(Stored items from a collection)
= = = = = = =

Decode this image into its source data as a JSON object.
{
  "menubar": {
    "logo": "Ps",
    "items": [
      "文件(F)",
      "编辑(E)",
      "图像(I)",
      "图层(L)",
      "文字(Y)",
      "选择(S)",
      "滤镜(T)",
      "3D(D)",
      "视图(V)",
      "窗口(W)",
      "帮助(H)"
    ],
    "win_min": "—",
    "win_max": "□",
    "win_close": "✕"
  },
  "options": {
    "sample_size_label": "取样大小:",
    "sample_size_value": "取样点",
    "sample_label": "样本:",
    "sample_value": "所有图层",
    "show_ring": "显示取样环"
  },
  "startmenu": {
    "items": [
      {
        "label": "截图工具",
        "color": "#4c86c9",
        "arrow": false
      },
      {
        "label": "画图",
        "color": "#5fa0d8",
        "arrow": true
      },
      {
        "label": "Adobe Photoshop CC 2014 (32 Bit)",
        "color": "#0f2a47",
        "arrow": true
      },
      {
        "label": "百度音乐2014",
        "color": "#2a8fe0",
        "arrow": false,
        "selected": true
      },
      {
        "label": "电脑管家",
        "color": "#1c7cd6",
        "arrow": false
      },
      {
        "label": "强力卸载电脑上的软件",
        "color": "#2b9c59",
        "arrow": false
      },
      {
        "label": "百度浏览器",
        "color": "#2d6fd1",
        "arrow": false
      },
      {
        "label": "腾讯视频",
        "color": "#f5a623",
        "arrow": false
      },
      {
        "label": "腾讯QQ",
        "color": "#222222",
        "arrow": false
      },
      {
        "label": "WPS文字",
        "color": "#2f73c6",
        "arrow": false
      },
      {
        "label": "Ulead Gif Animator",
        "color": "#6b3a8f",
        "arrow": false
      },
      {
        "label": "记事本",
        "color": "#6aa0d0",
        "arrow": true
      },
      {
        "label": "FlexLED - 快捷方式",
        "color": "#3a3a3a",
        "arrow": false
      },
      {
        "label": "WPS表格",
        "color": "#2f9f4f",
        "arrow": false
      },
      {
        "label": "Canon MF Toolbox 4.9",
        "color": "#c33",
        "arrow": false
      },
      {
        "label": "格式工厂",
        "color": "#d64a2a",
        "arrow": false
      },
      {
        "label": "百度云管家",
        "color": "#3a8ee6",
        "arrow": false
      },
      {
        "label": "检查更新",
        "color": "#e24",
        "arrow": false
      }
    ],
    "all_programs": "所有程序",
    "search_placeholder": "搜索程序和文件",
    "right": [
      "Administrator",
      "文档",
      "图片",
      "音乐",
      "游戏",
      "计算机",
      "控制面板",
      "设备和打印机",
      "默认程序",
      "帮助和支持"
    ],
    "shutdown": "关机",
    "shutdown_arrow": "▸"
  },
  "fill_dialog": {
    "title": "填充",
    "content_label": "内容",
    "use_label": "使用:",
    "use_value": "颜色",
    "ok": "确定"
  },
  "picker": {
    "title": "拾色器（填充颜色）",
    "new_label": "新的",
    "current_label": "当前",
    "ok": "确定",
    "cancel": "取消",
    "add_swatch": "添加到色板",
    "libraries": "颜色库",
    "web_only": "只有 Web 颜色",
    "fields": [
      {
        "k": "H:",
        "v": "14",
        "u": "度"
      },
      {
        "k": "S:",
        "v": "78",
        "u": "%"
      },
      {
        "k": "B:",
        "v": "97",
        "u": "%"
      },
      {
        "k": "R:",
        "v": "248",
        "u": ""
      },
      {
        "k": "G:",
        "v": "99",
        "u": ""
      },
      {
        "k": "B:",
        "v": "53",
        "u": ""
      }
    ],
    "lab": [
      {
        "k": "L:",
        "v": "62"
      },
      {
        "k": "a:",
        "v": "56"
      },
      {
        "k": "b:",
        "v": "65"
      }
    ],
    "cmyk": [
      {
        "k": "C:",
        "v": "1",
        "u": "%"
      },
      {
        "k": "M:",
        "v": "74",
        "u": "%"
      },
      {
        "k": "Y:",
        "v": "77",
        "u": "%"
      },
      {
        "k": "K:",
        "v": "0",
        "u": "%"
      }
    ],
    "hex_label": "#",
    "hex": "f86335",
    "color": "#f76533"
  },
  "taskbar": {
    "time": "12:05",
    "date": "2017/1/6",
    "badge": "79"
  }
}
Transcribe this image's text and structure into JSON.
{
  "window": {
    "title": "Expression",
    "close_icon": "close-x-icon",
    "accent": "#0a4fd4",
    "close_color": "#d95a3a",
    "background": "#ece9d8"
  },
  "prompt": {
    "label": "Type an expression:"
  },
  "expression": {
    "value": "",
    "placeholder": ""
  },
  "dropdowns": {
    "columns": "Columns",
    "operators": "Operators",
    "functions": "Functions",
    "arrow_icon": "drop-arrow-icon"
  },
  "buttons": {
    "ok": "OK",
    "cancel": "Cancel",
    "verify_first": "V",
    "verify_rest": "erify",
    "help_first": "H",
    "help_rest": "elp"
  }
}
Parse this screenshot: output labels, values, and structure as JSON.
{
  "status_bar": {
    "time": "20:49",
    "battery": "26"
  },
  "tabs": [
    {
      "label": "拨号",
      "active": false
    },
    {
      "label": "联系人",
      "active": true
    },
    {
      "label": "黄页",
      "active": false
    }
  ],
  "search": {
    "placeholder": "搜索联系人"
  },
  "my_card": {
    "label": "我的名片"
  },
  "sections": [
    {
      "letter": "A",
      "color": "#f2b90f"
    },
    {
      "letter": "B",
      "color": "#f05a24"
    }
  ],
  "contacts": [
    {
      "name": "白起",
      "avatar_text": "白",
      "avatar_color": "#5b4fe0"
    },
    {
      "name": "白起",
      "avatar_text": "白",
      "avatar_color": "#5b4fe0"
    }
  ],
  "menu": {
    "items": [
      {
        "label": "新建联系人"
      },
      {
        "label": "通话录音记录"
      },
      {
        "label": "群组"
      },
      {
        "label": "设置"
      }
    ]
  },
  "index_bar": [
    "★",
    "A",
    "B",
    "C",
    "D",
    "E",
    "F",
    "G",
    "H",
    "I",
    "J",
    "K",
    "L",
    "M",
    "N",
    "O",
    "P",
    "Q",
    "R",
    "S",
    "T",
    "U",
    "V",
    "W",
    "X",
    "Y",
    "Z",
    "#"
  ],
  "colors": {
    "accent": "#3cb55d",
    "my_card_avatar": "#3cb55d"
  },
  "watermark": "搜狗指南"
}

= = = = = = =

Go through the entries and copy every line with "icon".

    "close_icon": "close-x-icon",
    "arrow_icon": "drop-arrow-icon"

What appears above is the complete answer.